From the Corcovado summit, a giant statue of Christ overlooks the city, almost as widely recognized as Sugarloaf as a symbol of Rio. Almost entirely financed by contributions from Brazilian Catholics, the landmark was built between 1922 and 1931. A French Sculptor, Albert Caquot, built it and the statue's arms stretch out a massive 92 feet wide and are 30 meters tall. You can see the figure from all points in Rio, but the cable ride up the mountain is worth visiting. It symbolizes a tribute to Catholicism, while others consider it a salvo against secularism. The material used for making the statue was concrete and soapstone.
The rock peak of Sugarloaf is one of the best-known landmarks of Rio. It towers 394 meters above the harbor. A long, low strip of land links the city to the point of land on which it sits. The point extends out into the bay and surrounds its harbor. From Praça General Tibúrcio, you can take a cable car up to the top of Morro da Urca, a lower peak from which a second cableway carries you to the Sugarloaf peak. Visitors can see the entire mountainous coast, the bay, and its islands from the top. Near the original core of Rio, between the Morro Cara de Cão and the Sugarloaf, is the 100-meter Praia da Urca beach.
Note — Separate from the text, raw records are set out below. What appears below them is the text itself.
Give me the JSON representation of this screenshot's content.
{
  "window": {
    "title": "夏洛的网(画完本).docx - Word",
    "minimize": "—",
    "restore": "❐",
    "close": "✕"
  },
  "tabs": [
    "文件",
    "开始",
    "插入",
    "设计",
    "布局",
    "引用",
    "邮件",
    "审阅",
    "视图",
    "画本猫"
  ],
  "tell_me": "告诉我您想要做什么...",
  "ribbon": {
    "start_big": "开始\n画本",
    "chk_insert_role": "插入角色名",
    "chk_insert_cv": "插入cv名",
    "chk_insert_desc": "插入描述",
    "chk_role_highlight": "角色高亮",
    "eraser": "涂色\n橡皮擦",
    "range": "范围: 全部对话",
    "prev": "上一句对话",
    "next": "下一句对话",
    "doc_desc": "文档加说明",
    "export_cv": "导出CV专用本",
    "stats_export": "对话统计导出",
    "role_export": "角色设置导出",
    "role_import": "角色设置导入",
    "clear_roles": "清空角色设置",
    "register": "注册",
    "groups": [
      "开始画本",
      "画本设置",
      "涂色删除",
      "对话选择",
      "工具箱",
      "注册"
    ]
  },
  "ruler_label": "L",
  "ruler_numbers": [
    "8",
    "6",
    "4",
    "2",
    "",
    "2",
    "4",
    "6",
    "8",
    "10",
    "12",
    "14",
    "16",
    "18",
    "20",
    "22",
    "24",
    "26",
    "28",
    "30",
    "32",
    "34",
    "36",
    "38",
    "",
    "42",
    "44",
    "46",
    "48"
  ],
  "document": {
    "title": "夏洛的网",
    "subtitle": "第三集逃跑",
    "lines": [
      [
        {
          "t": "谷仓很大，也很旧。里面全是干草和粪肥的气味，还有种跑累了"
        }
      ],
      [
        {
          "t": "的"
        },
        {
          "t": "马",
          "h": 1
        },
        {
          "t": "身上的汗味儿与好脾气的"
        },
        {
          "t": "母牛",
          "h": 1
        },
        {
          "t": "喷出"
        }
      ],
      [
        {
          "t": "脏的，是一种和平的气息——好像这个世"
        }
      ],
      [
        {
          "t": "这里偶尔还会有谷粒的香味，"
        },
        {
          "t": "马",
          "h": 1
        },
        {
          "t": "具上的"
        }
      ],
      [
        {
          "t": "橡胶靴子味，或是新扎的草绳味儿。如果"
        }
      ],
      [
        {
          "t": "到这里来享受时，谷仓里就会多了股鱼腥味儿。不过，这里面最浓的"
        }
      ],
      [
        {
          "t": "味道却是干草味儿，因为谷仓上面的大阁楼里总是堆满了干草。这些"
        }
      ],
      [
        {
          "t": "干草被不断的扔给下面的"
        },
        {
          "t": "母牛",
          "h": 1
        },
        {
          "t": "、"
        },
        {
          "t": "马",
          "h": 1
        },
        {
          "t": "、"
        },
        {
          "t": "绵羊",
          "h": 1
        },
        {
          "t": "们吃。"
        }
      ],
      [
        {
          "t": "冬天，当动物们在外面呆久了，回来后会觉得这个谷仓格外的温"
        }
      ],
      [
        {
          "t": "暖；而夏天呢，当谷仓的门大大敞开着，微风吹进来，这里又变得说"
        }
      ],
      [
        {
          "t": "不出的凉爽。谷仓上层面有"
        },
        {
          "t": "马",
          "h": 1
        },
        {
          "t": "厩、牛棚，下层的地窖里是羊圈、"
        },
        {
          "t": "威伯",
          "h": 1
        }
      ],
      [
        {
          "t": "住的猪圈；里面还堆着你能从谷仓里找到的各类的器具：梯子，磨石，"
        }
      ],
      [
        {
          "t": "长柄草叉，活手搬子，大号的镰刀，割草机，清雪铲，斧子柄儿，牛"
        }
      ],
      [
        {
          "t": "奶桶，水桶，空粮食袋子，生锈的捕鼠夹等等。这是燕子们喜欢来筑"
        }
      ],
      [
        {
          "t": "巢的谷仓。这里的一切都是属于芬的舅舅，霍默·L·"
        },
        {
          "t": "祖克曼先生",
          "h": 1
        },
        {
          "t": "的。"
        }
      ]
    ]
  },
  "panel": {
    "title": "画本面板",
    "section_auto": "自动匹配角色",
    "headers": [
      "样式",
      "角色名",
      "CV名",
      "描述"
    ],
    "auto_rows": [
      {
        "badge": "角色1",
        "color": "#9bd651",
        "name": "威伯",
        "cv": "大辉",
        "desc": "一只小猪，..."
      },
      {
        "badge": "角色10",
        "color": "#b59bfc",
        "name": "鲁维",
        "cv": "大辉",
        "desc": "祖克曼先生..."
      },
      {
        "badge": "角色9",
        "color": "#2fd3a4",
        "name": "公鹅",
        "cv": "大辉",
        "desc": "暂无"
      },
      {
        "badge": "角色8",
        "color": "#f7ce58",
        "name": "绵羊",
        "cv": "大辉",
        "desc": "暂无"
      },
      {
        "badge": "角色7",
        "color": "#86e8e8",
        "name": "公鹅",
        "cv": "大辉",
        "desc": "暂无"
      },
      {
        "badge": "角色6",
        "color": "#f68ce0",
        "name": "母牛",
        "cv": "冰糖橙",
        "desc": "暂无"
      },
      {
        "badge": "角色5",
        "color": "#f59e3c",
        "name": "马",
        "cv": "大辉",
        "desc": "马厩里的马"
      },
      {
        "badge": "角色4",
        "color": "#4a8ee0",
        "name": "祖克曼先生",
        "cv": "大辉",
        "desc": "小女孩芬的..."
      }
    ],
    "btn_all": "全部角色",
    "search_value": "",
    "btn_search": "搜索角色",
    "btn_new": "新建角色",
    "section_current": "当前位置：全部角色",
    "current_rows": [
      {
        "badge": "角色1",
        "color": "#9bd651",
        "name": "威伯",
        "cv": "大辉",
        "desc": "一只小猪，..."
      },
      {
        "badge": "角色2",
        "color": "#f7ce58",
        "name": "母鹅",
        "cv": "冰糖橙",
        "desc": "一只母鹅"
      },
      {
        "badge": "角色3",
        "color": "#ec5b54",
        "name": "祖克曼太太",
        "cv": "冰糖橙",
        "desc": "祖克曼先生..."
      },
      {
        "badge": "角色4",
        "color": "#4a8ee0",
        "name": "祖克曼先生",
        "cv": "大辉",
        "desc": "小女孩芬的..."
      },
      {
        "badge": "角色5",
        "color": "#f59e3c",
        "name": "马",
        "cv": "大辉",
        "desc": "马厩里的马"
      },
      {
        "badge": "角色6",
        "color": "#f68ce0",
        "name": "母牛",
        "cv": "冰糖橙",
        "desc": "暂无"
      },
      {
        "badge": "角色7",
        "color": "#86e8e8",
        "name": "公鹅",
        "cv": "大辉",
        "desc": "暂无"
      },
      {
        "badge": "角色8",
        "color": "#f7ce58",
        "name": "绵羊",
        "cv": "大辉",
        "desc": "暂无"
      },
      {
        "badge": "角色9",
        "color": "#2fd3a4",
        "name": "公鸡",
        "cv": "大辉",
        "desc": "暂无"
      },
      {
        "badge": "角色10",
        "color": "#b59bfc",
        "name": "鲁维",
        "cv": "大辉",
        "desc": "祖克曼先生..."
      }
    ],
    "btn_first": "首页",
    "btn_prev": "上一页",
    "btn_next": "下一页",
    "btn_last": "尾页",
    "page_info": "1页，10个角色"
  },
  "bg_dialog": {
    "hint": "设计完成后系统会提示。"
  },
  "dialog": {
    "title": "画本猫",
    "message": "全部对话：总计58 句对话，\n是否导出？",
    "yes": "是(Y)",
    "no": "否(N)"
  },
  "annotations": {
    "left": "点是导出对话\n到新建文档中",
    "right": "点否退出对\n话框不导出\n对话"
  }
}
Visitors can visit the star-shaped Fort São João on Cara de Cão, one of three forts on the island dating back to the 16th century.
Carnaval Festival takes place during the winter season. It is one of the world's most famous pre-Lenten celebrations and is well-known as those in New Orleans and Venice. It begins shortly after the New Year, but the major events take place four days before Ash Wednesday. Street parades, shows, and samba parties draw hundreds of thousands of visitors each year. Though other Brazilian cities celebrate this festival, Rio's is the most lavish. In addition to the parades, other spectacular events are held in an Oscar Niemeyer-designed building. Up to 90,000 spectators can see the dance parades of beautifully costumed dancers at the Sambódromo, with a long parade route lined with stadium-style boxes. The parade route length is 700 meters, and the width is 13 meters. In 2016, the venue was renovated during the Olympic Games, following its first use in 1984.
Undoubtedly, the best time to visit Rio de Janeiro is between December to March. During those months the weather is warm and sunny for exploring the city's beaches and other attractions. Also, the summer season brings the two significant events for the town: New Year's Eve and the world-renowned Carnaval, during which the spirit of samba overtakes the city.